## [Supplied information]
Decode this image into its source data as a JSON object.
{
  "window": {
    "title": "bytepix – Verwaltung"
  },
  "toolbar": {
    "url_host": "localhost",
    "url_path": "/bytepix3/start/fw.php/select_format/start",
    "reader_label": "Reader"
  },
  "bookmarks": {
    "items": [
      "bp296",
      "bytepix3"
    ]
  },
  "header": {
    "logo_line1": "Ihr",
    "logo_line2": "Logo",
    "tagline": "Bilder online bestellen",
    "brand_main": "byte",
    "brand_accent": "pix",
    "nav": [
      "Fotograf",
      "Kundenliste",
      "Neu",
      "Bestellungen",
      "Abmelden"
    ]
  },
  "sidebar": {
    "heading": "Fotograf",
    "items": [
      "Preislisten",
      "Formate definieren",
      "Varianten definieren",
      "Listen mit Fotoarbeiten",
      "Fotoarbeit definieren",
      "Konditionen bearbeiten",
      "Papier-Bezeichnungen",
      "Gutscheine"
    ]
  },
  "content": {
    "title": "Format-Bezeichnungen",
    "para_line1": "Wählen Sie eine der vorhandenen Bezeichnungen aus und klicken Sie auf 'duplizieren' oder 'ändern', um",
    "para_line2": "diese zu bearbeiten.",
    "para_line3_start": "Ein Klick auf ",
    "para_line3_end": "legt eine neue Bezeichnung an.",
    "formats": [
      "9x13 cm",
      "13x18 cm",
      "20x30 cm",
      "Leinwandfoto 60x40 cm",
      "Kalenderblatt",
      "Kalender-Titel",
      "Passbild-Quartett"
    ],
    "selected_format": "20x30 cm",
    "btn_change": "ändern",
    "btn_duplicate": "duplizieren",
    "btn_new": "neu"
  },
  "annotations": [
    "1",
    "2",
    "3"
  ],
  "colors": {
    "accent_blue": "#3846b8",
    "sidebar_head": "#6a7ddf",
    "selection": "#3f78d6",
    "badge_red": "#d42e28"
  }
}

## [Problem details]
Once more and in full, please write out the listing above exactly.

## [Answer space]
Decode this image into its source data as a JSON object.
{
  "window": {
    "title": "bytepix – Verwaltung"
  },
  "toolbar": {
    "url_host": "localhost",
    "url_path": "/bytepix3/start/fw.php/select_format/start",
    "reader_label": "Reader"
  },
  "bookmarks": {
    "items": [
      "bp296",
      "bytepix3"
    ]
  },
  "header": {
    "logo_line1": "Ihr",
    "logo_line2": "Logo",
    "tagline": "Bilder online bestellen",
    "brand_main": "byte",
    "brand_accent": "pix",
    "nav": [
      "Fotograf",
      "Kundenliste",
      "Neu",
      "Bestellungen",
      "Abmelden"
    ]
  },
  "sidebar": {
    "heading": "Fotograf",
    "items": [
      "Preislisten",
      "Formate definieren",
      "Varianten definieren",
      "Listen mit Fotoarbeiten",
      "Fotoarbeit definieren",
      "Konditionen bearbeiten",
      "Papier-Bezeichnungen",
      "Gutscheine"
    ]
  },
  "content": {
    "title": "Format-Bezeichnungen",
    "para_line1": "Wählen Sie eine der vorhandenen Bezeichnungen aus und klicken Sie auf 'duplizieren' oder 'ändern', um",
    "para_line2": "diese zu bearbeiten.",
    "para_line3_start": "Ein Klick auf ",
    "para_line3_end": "legt eine neue Bezeichnung an.",
    "formats": [
      "9x13 cm",
      "13x18 cm",
      "20x30 cm",
      "Leinwandfoto 60x40 cm",
      "Kalenderblatt",
      "Kalender-Titel",
      "Passbild-Quartett"
    ],
    "selected_format": "20x30 cm",
    "btn_change": "ändern",
    "btn_duplicate": "duplizieren",
    "btn_new": "neu"
  },
  "annotations": [
    "1",
    "2",
    "3"
  ],
  "colors": {
    "accent_blue": "#3846b8",
    "sidebar_head": "#6a7ddf",
    "selection": "#3f78d6",
    "badge_red": "#d42e28"
  }
}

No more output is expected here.